***** DATA UNDER STUDY

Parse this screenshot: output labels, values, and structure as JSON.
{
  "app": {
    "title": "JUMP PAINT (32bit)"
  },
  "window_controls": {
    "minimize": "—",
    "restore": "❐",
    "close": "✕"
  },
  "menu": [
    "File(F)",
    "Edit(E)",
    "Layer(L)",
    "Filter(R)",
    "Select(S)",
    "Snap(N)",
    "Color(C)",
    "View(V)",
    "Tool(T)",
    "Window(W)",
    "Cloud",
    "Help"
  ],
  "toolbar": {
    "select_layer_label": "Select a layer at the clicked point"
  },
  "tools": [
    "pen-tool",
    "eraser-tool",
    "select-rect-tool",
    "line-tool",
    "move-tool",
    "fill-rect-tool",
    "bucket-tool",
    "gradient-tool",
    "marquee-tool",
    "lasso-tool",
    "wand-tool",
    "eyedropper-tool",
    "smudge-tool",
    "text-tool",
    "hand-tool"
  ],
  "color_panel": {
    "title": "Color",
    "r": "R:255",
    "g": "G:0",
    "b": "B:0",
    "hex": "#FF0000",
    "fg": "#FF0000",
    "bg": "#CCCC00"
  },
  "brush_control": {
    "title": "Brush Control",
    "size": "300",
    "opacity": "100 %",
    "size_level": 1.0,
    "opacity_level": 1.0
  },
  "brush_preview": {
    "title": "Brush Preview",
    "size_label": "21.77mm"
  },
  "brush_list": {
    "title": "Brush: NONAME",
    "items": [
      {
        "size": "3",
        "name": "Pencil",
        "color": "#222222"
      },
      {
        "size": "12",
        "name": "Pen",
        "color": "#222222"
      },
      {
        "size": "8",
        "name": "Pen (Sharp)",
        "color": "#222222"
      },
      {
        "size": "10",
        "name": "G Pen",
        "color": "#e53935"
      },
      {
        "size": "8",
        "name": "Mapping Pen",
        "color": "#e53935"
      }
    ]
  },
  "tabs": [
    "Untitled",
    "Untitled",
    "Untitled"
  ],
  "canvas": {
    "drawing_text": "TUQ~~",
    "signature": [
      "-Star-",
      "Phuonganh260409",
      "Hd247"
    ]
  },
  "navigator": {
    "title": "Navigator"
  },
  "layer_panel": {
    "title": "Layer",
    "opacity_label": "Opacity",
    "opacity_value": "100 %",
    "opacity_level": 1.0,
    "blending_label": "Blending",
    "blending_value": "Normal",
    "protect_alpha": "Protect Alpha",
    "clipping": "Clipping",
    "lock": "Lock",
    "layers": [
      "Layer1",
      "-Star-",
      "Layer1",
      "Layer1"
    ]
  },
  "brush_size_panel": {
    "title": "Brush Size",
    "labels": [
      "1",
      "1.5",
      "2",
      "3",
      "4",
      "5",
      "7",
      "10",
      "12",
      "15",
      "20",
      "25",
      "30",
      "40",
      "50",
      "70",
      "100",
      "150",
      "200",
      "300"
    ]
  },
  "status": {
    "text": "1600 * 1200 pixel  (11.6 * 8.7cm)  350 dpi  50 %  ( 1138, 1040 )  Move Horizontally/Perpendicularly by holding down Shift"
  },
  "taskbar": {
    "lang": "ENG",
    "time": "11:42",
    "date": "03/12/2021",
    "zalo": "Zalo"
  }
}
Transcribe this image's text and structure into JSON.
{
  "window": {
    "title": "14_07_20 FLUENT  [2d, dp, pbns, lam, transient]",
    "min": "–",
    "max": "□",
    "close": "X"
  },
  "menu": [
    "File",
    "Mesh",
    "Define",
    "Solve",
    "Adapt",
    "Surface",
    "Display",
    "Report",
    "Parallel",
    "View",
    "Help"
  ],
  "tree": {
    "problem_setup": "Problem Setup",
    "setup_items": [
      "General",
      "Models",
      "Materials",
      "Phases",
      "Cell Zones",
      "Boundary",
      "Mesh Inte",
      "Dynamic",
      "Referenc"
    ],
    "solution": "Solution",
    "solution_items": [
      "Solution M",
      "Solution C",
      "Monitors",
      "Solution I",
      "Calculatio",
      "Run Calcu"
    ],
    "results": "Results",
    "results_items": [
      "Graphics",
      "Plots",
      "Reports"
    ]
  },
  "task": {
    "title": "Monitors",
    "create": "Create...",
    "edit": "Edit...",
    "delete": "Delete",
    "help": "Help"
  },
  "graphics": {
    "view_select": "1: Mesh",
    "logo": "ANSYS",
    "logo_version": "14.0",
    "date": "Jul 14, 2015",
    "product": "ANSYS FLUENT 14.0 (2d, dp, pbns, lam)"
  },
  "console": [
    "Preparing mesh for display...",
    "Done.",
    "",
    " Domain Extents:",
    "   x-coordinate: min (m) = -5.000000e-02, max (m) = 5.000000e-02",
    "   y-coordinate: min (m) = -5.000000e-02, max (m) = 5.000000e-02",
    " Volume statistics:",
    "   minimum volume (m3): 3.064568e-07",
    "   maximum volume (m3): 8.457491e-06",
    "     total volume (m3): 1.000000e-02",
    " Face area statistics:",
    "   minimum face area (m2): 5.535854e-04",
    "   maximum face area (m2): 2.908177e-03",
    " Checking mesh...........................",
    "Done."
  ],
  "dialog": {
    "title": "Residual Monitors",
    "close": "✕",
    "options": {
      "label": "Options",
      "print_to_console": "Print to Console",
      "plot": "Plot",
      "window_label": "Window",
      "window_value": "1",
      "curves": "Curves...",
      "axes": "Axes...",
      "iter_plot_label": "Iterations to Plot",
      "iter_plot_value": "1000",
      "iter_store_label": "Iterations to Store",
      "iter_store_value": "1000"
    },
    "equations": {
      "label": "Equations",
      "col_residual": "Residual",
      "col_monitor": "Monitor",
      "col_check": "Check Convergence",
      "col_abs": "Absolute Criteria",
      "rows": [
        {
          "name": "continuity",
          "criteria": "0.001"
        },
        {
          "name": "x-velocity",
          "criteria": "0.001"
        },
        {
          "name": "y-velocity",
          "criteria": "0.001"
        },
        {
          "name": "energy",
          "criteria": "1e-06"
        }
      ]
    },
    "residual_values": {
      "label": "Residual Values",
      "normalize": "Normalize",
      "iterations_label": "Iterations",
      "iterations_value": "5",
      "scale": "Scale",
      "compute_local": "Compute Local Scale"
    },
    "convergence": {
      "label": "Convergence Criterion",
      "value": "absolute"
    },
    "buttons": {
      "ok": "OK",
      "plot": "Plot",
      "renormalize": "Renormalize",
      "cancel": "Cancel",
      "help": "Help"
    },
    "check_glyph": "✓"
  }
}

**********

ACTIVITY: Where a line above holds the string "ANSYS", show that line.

THE ANSWER:
    "logo": "ANSYS",
    "product": "ANSYS FLUENT 14.0 (2d, dp, pbns, lam)"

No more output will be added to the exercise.